Workers in France are finally getting a chance to fulfill every employee’s dream: saying no to their boss. A new law that went into effect on January 1 gives workers permission to ignore work emails out of hours and to just say “non” to working when they’re not on the clock.
“Right to Disconnect”
Workers around the world fall prey to the trend of always being connected, meaning managers can email employees at all hours of the day and night and reasonably expect a response. That could change with the new law.
According to the new legislation, all French businesses with more than 50 employeesnew rules for online engagement with their employees, including setting rules of when emails must be returned and establishing hours when staff shouldn’t send or respond to emails. The law is an effort to make sure workers are being fairly compensated for the work they perform and to by protecting personal time.
The move is being praised by psychologists, who have warned for years that around-the-clock work emailing can be detrimental to a person’s emotional health. By never truly being away from work responsibilities, many people have naturally just turned off their emotions to deal with the pressure.
Over-connectivity can also hurt physical health and lead to great health problems, asin a study commissioned before the law went into effect. Allowing for greater separation between work and home can lead to more satisfied and healthier employees, studies find.
Even in the early weeks of the law, there is already doubt on if it will actually make a difference. Some people are questioning if a law is really the best way to solve the problem, or if companies should just impose such rules on their own time.
There are fears that when put into action, the regulation could actually hinder productivity and force larger companies to hire employees outside of France to get around the law.
The law also isn’t completely fool-proof. There isn’t a penalty for companies that don’t reach a communications agreement with their employees, meaning a company could purposefully delay talks with no intention of ever reaching an agreement. There’s also the possibility of companies or unions giving their employees raises or additional perks in exchange for being able to contact them throughout the night, which would negate the effort to protect personal time.
Questions also remain about employees who work in fast-response industries like IT, who are expected to respond to emergencies as they happen, no matter the hour. The law doesn’t have any specific provisions for those cases, and they are expected to be established by each company, perhaps by having employees who cover the night shift disconnect during earlier parts of the day.
There could also be issues with larger, global companies that have employees across multiple time zones. Banning an employee from receiving email in the middle of the night could be detrimental if they are trying to communicate with a co-worker in the United States, for example.class="Body">Other Attempts
European companies have been trying to find the line between connected and over-connected with their employees for years., Volkswagen started deactivating its employee’s smartphones so bosses couldn’t contact them outside of work hours.
started deleting all emails received by employees who were on vacation. In 2015, French employees in the digital and consulting industries were told they would only be allowed to send and receive work emails after 6 p.m. under , but that law has been disregarded in many cases.

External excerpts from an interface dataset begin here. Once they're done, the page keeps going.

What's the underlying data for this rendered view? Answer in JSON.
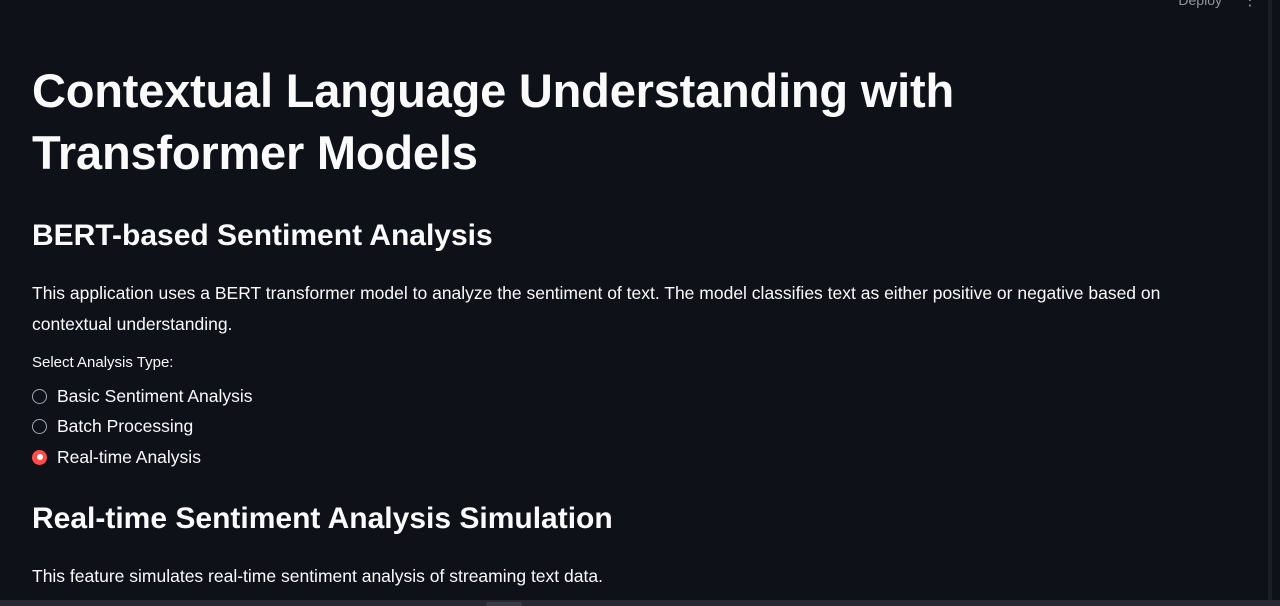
{
  "header": {
    "deploy_label": "Deploy",
    "menu_icon": "kebab-menu-icon"
  },
  "main": {
    "title": "Contextual Language Understanding with Transformer Models",
    "section1_title": "BERT-based Sentiment Analysis",
    "section1_description": "This application uses a BERT transformer model to analyze the sentiment of text. The model classifies text as either positive or negative based on contextual understanding.",
    "analysis_type": {
      "label": "Select Analysis Type:",
      "options": [
        {
          "label": "Basic Sentiment Analysis",
          "selected": false
        },
        {
          "label": "Batch Processing",
          "selected": false
        },
        {
          "label": "Real-time Analysis",
          "selected": true
        }
      ]
    },
    "section2_title": "Real-time Sentiment Analysis Simulation",
    "section2_description": "This feature simulates real-time sentiment analysis of streaming text data."
  },
  "colors": {
    "background": "#0e1117",
    "text": "#fafafa",
    "accent": "#ff4b4b"
  }
}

The new law in France has brought the question of after-hours emailing connectivity in the U.S., where many companies are notorious for contacting their employees around the clock. According to many experts, U.S. workers and bosses are already deeply engrained in their always-on communication, meaning a widespread regulation like in France would be nearly impossible to pass or implement.
France, with its 35-hour work-week and other employee-friendly laws, has always been on the leading edge of work/life balance, and this new law follows that trend. If the law can make a difference in French companies, it may be adopted by countries and companies around the world.